[Data excerpts]
= Beginning of Section =
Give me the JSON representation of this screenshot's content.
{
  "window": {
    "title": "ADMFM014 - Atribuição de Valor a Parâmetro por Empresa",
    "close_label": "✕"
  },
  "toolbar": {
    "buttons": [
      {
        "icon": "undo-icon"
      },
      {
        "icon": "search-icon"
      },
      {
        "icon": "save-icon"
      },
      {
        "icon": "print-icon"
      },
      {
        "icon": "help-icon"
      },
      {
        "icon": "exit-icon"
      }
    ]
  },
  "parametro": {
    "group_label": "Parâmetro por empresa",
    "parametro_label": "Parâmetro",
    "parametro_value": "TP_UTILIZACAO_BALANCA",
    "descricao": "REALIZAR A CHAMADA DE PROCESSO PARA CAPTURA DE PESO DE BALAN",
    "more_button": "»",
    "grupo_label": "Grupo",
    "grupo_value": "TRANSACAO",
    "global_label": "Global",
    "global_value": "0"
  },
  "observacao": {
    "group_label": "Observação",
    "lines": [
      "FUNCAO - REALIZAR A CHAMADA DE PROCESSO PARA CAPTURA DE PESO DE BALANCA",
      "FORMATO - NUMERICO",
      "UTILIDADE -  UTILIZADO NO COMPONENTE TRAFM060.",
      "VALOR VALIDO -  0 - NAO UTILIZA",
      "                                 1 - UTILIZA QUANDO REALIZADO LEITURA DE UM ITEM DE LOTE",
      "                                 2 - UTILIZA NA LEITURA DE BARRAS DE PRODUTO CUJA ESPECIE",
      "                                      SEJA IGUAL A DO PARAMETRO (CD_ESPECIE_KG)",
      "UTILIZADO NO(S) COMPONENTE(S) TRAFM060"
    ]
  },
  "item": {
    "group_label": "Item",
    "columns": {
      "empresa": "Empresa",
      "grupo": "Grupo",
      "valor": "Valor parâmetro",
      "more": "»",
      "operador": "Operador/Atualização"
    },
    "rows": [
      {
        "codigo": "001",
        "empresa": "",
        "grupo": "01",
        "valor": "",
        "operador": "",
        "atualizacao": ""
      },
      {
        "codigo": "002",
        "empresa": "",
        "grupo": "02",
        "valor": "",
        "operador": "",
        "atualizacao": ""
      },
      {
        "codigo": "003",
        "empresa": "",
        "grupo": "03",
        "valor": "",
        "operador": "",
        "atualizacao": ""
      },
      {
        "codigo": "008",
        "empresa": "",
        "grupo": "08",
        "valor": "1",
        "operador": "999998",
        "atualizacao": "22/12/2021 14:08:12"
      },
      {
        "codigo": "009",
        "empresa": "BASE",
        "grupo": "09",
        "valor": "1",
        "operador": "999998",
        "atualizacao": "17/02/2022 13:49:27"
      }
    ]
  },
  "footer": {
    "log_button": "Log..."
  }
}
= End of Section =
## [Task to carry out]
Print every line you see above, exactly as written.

## [Exercise answer]
Give me the JSON representation of this screenshot's content.
{
  "window": {
    "title": "ADMFM014 - Atribuição de Valor a Parâmetro por Empresa",
    "close_label": "✕"
  },
  "toolbar": {
    "buttons": [
      {
        "icon": "undo-icon"
      },
      {
        "icon": "search-icon"
      },
      {
        "icon": "save-icon"
      },
      {
        "icon": "print-icon"
      },
      {
        "icon": "help-icon"
      },
      {
        "icon": "exit-icon"
      }
    ]
  },
  "parametro": {
    "group_label": "Parâmetro por empresa",
    "parametro_label": "Parâmetro",
    "parametro_value": "TP_UTILIZACAO_BALANCA",
    "descricao": "REALIZAR A CHAMADA DE PROCESSO PARA CAPTURA DE PESO DE BALAN",
    "more_button": "»",
    "grupo_label": "Grupo",
    "grupo_value": "TRANSACAO",
    "global_label": "Global",
    "global_value": "0"
  },
  "observacao": {
    "group_label": "Observação",
    "lines": [
      "FUNCAO - REALIZAR A CHAMADA DE PROCESSO PARA CAPTURA DE PESO DE BALANCA",
      "FORMATO - NUMERICO",
      "UTILIDADE -  UTILIZADO NO COMPONENTE TRAFM060.",
      "VALOR VALIDO -  0 - NAO UTILIZA",
      "                                 1 - UTILIZA QUANDO REALIZADO LEITURA DE UM ITEM DE LOTE",
      "                                 2 - UTILIZA NA LEITURA DE BARRAS DE PRODUTO CUJA ESPECIE",
      "                                      SEJA IGUAL A DO PARAMETRO (CD_ESPECIE_KG)",
      "UTILIZADO NO(S) COMPONENTE(S) TRAFM060"
    ]
  },
  "item": {
    "group_label": "Item",
    "columns": {
      "empresa": "Empresa",
      "grupo": "Grupo",
      "valor": "Valor parâmetro",
      "more": "»",
      "operador": "Operador/Atualização"
    },
    "rows": [
      {
        "codigo": "001",
        "empresa": "",
        "grupo": "01",
        "valor": "",
        "operador": "",
        "atualizacao": ""
      },
      {
        "codigo": "002",
        "empresa": "",
        "grupo": "02",
        "valor": "",
        "operador": "",
        "atualizacao": ""
      },
      {
        "codigo": "003",
        "empresa": "",
        "grupo": "03",
        "valor": "",
        "operador": "",
        "atualizacao": ""
      },
      {
        "codigo": "008",
        "empresa": "",
        "grupo": "08",
        "valor": "1",
        "operador": "999998",
        "atualizacao": "22/12/2021 14:08:12"
      },
      {
        "codigo": "009",
        "empresa": "BASE",
        "grupo": "09",
        "valor": "1",
        "operador": "999998",
        "atualizacao": "17/02/2022 13:49:27"
      }
    ]
  },
  "footer": {
    "log_button": "Log..."
  }
}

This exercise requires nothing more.